“That law was already applied a couple of times in the trial match between the Reds and Waratahs out in Narrabri, just on the weekend.”
The variations, shift towards free kicks and avoidance of multiple scrum resets – referees have been encouraged to limit the amount of resets — will likely be welcomed not just by RA’s new broadcasters – who were involved in discussions – but also Australian fans who’ve grown tired of endless resets and dead playing time.
But it has left Australia open to the same criticism the Wallabies have had to cop for years, that the national side is one of the weaker scrummaging nations and that RA is merely trying to manage a supposed Test weakness, rather than make the game a more attractive spectacle.
RA’s Director of Rugby Scott Johnson, however, believes the Wallabies’ front-row depth would rival any Test nation at the moment and played down suggestions Australia was trying to move the game away from one of its two key set-pieces.
“If you talk about the scrum, and you just talk about our country, I think we’ve got the ability with the current crop of players and the next generation of players to be the best scrum in the world,” he said.
“If you talk about the 30 second law, it was to speed the assembly time up, that’s the issue. It is in law, [but] we are finding that teams are taking an inordinate amount of time to get there. We want to bring focus to that, but not endanger the player.
“We have got trouble with resets in our competition, and we’re having some dialogue about that. We had a meeting last night to discuss that, with the coaches, and we’ll have a symposium over the next month to see, as a country, how we can benefit from the talent that we’ve got at our disposal. It’s world class, [we want] to be the best in the world.”
Johnson also said the Wallabies and not the new broadcasters had remained RA’s focus during law discussions, but also insisted Australia had an opportunity to lead the way in creating meaningful change for the global game and its future.
“From our perspective that [appeasing broadcasters] is not our mandate; I want to be clear, we want to make winning Wallaby teams. So that’s our mandate as rugby folk,” he said.
“We are cognisant of the fact that there is a competitive sporting landscape in Australia, but it’s not the top of our agenda. We need winning Wallaby teams.
“But if we are to make legislation change, I want them to be long-term changes. I want to see Australia be innovative and improve the spectacle of the game. There are obviously anomalies, the game’s moved on, players have exposed certain laws.
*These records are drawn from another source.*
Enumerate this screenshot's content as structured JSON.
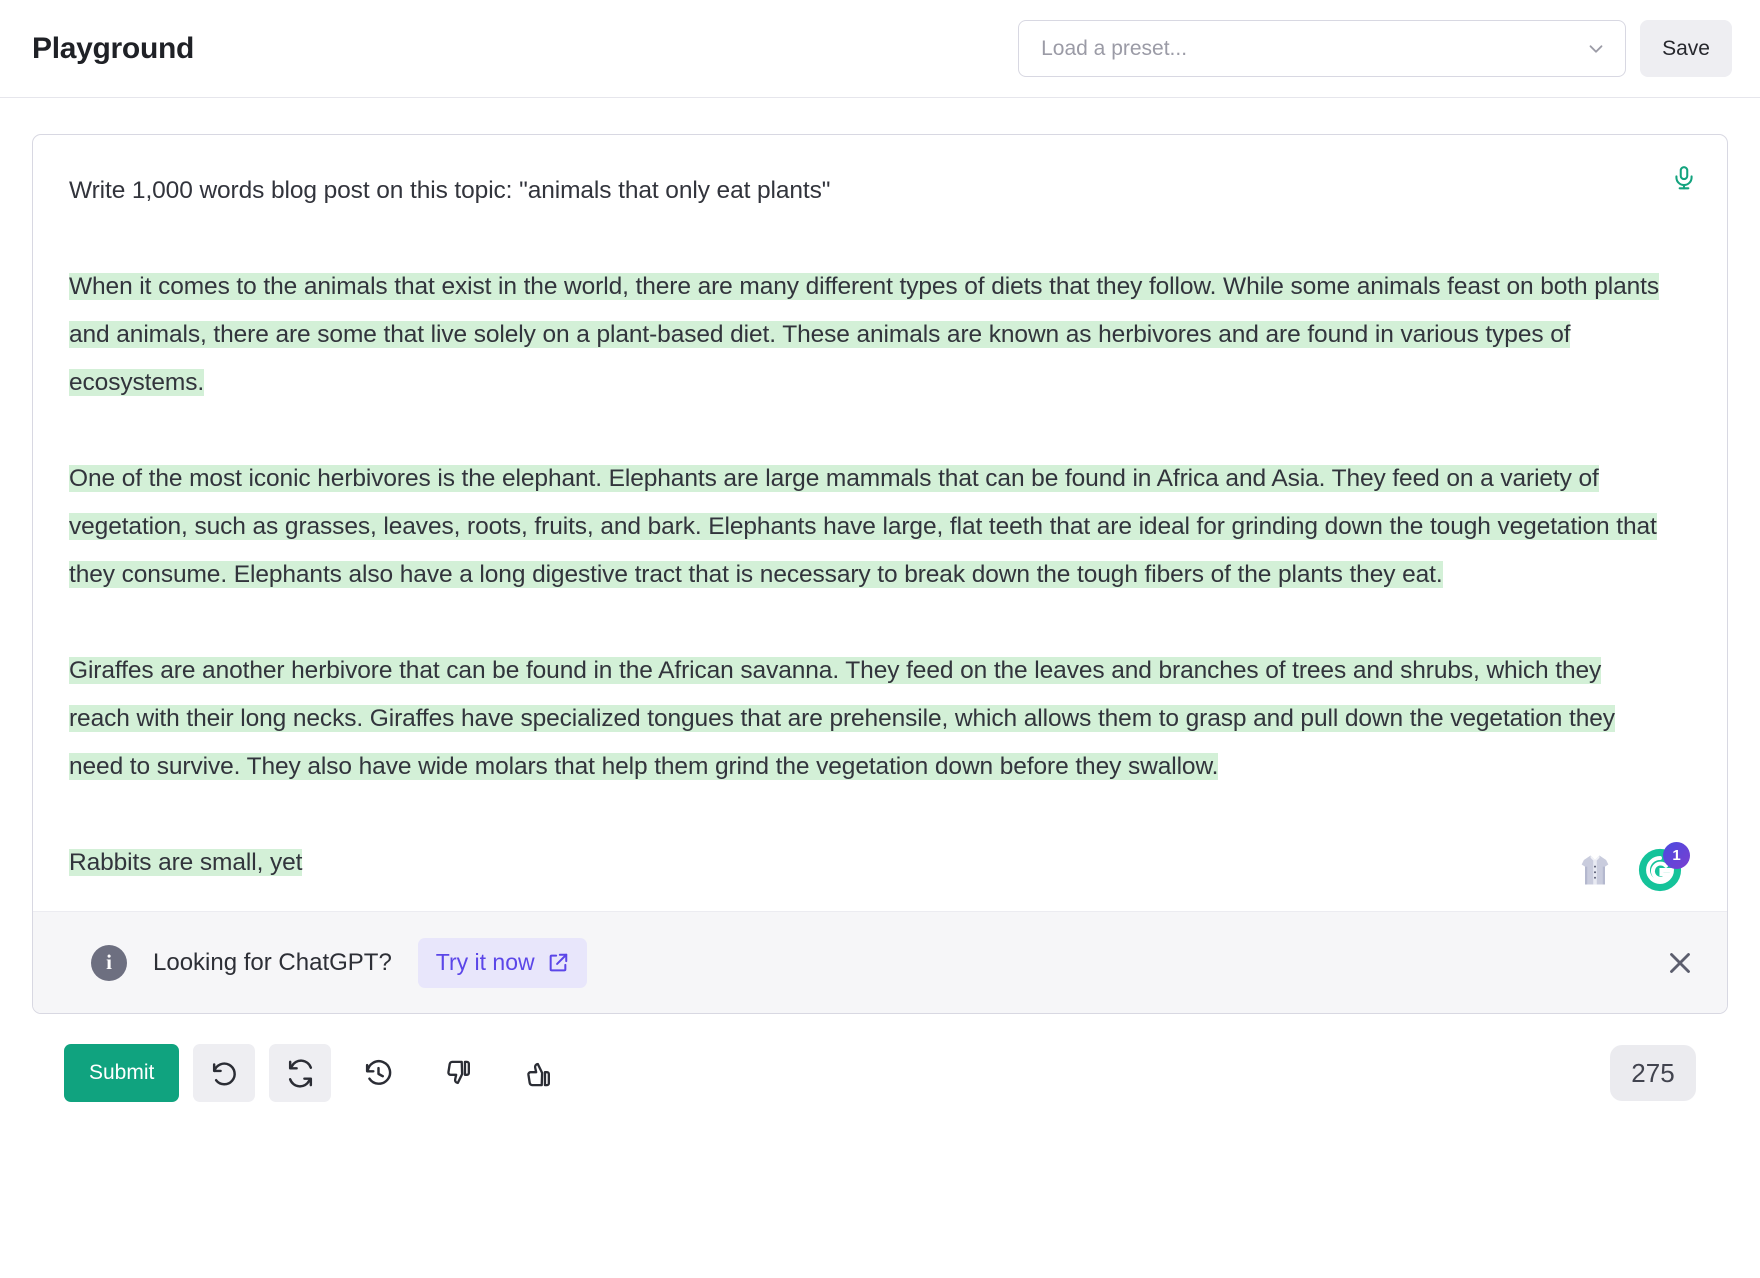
{
  "header": {
    "title": "Playground",
    "preset": {
      "placeholder": "Load a preset...",
      "value": "",
      "icon": "chevron-down-icon"
    },
    "save_label": "Save"
  },
  "editor": {
    "mic_icon": "microphone-icon",
    "prompt": "Write 1,000 words blog post on this topic: \"animals that only eat plants\"",
    "paragraphs": [
      "When it comes to the animals that exist in the world, there are many different types of diets that they follow. While some animals feast on both plants and animals, there are some that live solely on a plant-based diet. These animals are known as herbivores and are found in various types of ecosystems.",
      "One of the most iconic herbivores is the elephant. Elephants are large mammals that can be found in Africa and Asia. They feed on a variety of vegetation, such as grasses, leaves, roots, fruits, and bark. Elephants have large, flat teeth that are ideal for grinding down the tough vegetation that they consume. Elephants also have a long digestive tract that is necessary to break down the tough fibers of the plants they eat.",
      "Giraffes are another herbivore that can be found in the African savanna. They feed on the leaves and branches of trees and shrubs, which they reach with their long necks. Giraffes have specialized tongues that are prehensile, which allows them to grasp and pull down the vegetation they need to survive. They also have wide molars that help them grind the vegetation down before they swallow.",
      "Rabbits are small, yet"
    ],
    "highlight_color": "#d3f0d7",
    "overlays": {
      "shirt_icon": "dress-shirt-icon",
      "grammarly_icon": "grammarly-logo-icon",
      "grammarly_badge_count": "1"
    }
  },
  "banner": {
    "info_icon": "info-icon",
    "info_glyph": "i",
    "message": "Looking for ChatGPT?",
    "cta_label": "Try it now",
    "cta_icon": "external-link-icon",
    "close_icon": "close-icon"
  },
  "footer": {
    "submit_label": "Submit",
    "buttons": [
      {
        "name": "undo-button",
        "icon": "undo-icon"
      },
      {
        "name": "regenerate-button",
        "icon": "refresh-icon"
      },
      {
        "name": "history-button",
        "icon": "history-clock-icon"
      },
      {
        "name": "thumbs-down-button",
        "icon": "thumbs-down-icon"
      },
      {
        "name": "thumbs-up-button",
        "icon": "thumbs-up-icon"
      }
    ],
    "token_count": "275"
  },
  "colors": {
    "accent_green": "#10a37f",
    "highlight_green": "#d3f0d7",
    "cta_purple": "#5b46e8",
    "grammarly_green": "#15c39a"
  }
}
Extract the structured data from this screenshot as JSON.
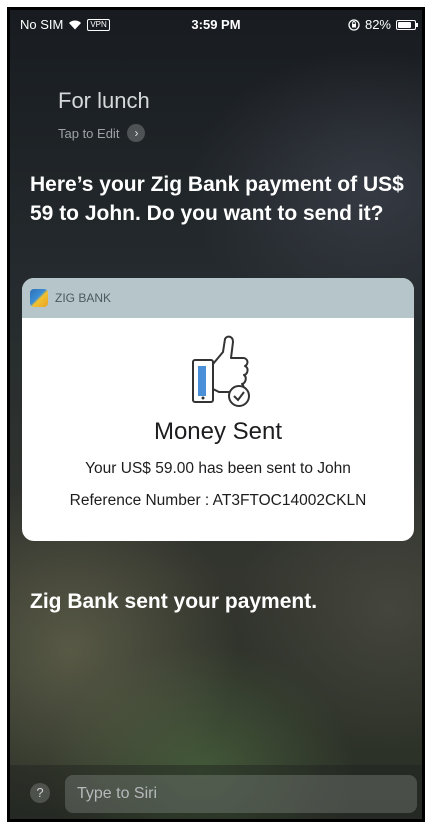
{
  "status_bar": {
    "carrier": "No SIM",
    "vpn_label": "VPN",
    "time": "3:59 PM",
    "battery_percent": "82%",
    "battery_level": 0.82
  },
  "siri": {
    "query": "For lunch",
    "tap_to_edit": "Tap to Edit",
    "response": "Here’s your Zig Bank payment of US$ 59 to John. Do you want to send it?",
    "final_response": "Zig Bank sent your payment."
  },
  "card": {
    "app_name": "ZIG BANK",
    "title": "Money Sent",
    "sent_line": "Your US$ 59.00 has been sent to John",
    "reference_line": "Reference Number : AT3FTOC14002CKLN"
  },
  "bottom": {
    "help_label": "?",
    "input_placeholder": "Type to Siri"
  }
}
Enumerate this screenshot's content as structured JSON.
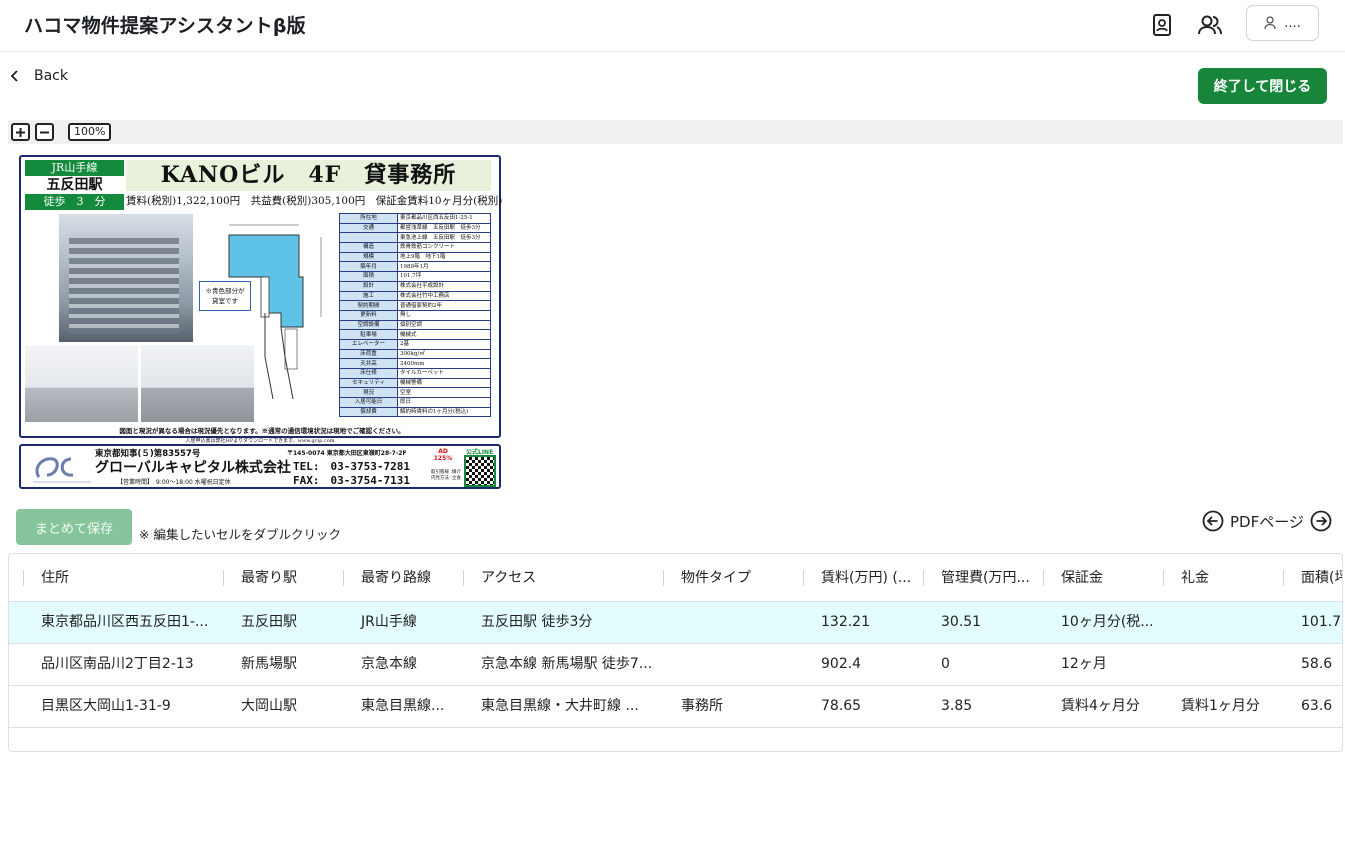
{
  "header": {
    "title": "ハコマ物件提案アシスタントβ版",
    "user_label": "...."
  },
  "nav": {
    "back_label": "Back",
    "close_label": "終了して閉じる"
  },
  "zoom": {
    "level": "100%"
  },
  "flyer": {
    "rail_line": "JR山手線",
    "station": "五反田駅",
    "walk": "徒歩　3　分",
    "title": "KANOビル　4F　貸事務所",
    "price_line": "賃料(税別)1,322,100円　共益費(税別)305,100円　保証金賃料10ヶ月分(税別)",
    "blue_note": "※青色部分が\n貸室です",
    "specs": [
      {
        "k": "所在地",
        "v": "東京都品川区西五反田1-25-1"
      },
      {
        "k": "交通",
        "v": "都営浅草線　五反田駅　徒歩3分"
      },
      {
        "k": "",
        "v": "東急池上線　五反田駅　徒歩3分"
      },
      {
        "k": "構造",
        "v": "鉄骨鉄筋コンクリート"
      },
      {
        "k": "規模",
        "v": "地上9階　地下1階"
      },
      {
        "k": "築年月",
        "v": "1989年1月"
      },
      {
        "k": "面積",
        "v": "101.7坪"
      },
      {
        "k": "設計",
        "v": "株式会社平成設計"
      },
      {
        "k": "施工",
        "v": "株式会社竹中工務店"
      },
      {
        "k": "契約期間",
        "v": "普通借家契約2年"
      },
      {
        "k": "更新料",
        "v": "無し"
      },
      {
        "k": "空調設備",
        "v": "個別空調"
      },
      {
        "k": "駐車場",
        "v": "機械式"
      },
      {
        "k": "エレベーター",
        "v": "2基"
      },
      {
        "k": "床荷重",
        "v": "300kg/㎡"
      },
      {
        "k": "天井高",
        "v": "2400mm"
      },
      {
        "k": "床仕様",
        "v": "タイルカーペット"
      },
      {
        "k": "セキュリティ",
        "v": "機械警備"
      },
      {
        "k": "現況",
        "v": "空室"
      },
      {
        "k": "入居可能日",
        "v": "即日"
      },
      {
        "k": "償却費",
        "v": "解約時賃料の1ヶ月分(税込)"
      }
    ],
    "notice": "図面と現況が異なる場合は現況優先となります。※通常の通信環境状況は現地でご確認ください。",
    "notice2": "入居申込書は弊社HPよりダウンロードできます。www.gcip.com",
    "company": {
      "license": "東京都知事(５)第83557号",
      "name": "グローバルキャピタル株式会社",
      "hours": "【営業時間】　9:00～18:00 水曜祝日定休",
      "address": "〒145-0074 東京都大田区東嶺町28-7-2F",
      "tel": "TEL:　03-3753-7281",
      "fax": "FAX:　03-3754-7131",
      "ad": "AD\n125%",
      "ad_sub": "取引態様 :媒介\n内見方法 :立会",
      "qr_label": "公式LINE"
    }
  },
  "save": {
    "button_label": "まとめて保存",
    "hint": "※ 編集したいセルをダブルクリック"
  },
  "pdf_nav": {
    "label": "PDFページ"
  },
  "table": {
    "columns": [
      "住所",
      "最寄り駅",
      "最寄り路線",
      "アクセス",
      "物件タイプ",
      "賃料(万円) (...",
      "管理費(万円...",
      "保証金",
      "礼金",
      "面積(坪"
    ],
    "rows": [
      [
        "東京都品川区西五反田1-...",
        "五反田駅",
        "JR山手線",
        "五反田駅 徒歩3分",
        "",
        "132.21",
        "30.51",
        "10ヶ月分(税...",
        "",
        "101.7"
      ],
      [
        "品川区南品川2丁目2-13",
        "新馬場駅",
        "京急本線",
        "京急本線 新馬場駅 徒歩7...",
        "",
        "902.4",
        "0",
        "12ヶ月",
        "",
        "58.6"
      ],
      [
        "目黒区大岡山1-31-9",
        "大岡山駅",
        "東急目黒線...",
        "東急目黒線・大井町線 ...",
        "事務所",
        "78.65",
        "3.85",
        "賃料4ヶ月分",
        "賃料1ヶ月分",
        "63.6"
      ]
    ]
  },
  "colors": {
    "primary_green": "#17853a",
    "disabled_green": "#86c49c",
    "selected_row": "#e3fcfd",
    "flyer_green": "#148a3d",
    "flyer_navy": "#1c2a6b"
  }
}
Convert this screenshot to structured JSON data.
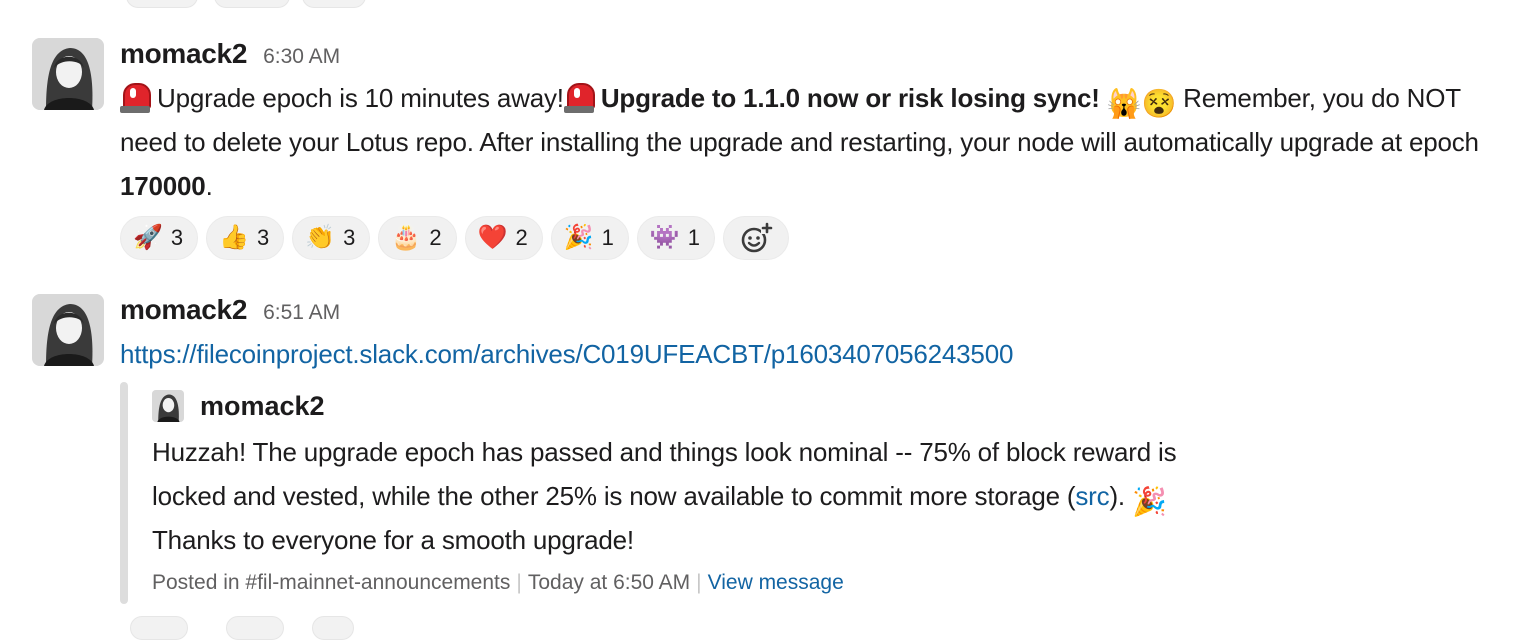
{
  "messages": [
    {
      "sender": "momack2",
      "time": "6:30 AM",
      "text": {
        "part1": "Upgrade epoch is 10 minutes away!",
        "bold1": "Upgrade to 1.1.0 now or risk losing sync!",
        "part2": "Remember, you do NOT need to delete your Lotus repo. After installing the upgrade and restarting, your node will automatically upgrade at epoch ",
        "bold2": "170000",
        "part3": "."
      },
      "emojis": [
        "rotating-light",
        "rotating-light",
        "scream-cat",
        "dizzy-face"
      ],
      "reactions": [
        {
          "emoji": "🚀",
          "icon": "rocket-icon",
          "count": "3"
        },
        {
          "emoji": "👍",
          "icon": "thumbsup-icon",
          "count": "3"
        },
        {
          "emoji": "👏",
          "icon": "clap-icon",
          "count": "3"
        },
        {
          "emoji": "🎂",
          "icon": "cake-icon",
          "count": "2"
        },
        {
          "emoji": "❤️",
          "icon": "heart-icon",
          "count": "2"
        },
        {
          "emoji": "🎉",
          "icon": "party-popper-icon",
          "count": "1"
        },
        {
          "emoji": "👾",
          "icon": "gopher-icon",
          "count": "1"
        }
      ]
    },
    {
      "sender": "momack2",
      "time": "6:51 AM",
      "link": "https://filecoinproject.slack.com/archives/C019UFEACBT/p1603407056243500",
      "quote": {
        "author": "momack2",
        "text_before_link": "Huzzah! The upgrade epoch has passed and things look nominal -- 75% of block reward is locked and vested, while the other 25% is now available to commit more storage (",
        "link_text": "src",
        "text_after_link": "). ",
        "text_end": " Thanks to everyone for a smooth upgrade!",
        "emoji": "🎉",
        "footer_channel": "Posted in #fil-mainnet-announcements",
        "footer_time": "Today at 6:50 AM",
        "footer_action": "View message"
      }
    }
  ],
  "colors": {
    "link": "#1264a3",
    "meta": "#616061",
    "reaction_bg": "#f1f1f1",
    "quote_bar": "#dddddd"
  }
}
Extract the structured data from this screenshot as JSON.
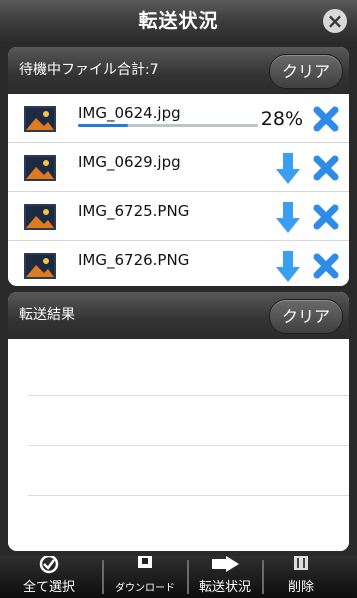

So our mandate is to be seen as being creative for the betterment of the game, not to tear at the fabric, but to be better as a game.
“And all the laws that we’re pushing and the changes that we’ve got support from World Rugby [for], I think it’s [been] deemed to say ‘well, let’s trial this because it could improve the game’. And I think we’re all for that.”
RA was also set to unveil a change to the “golden point” extra-time periods, but was forced to review the variation at the time of publication.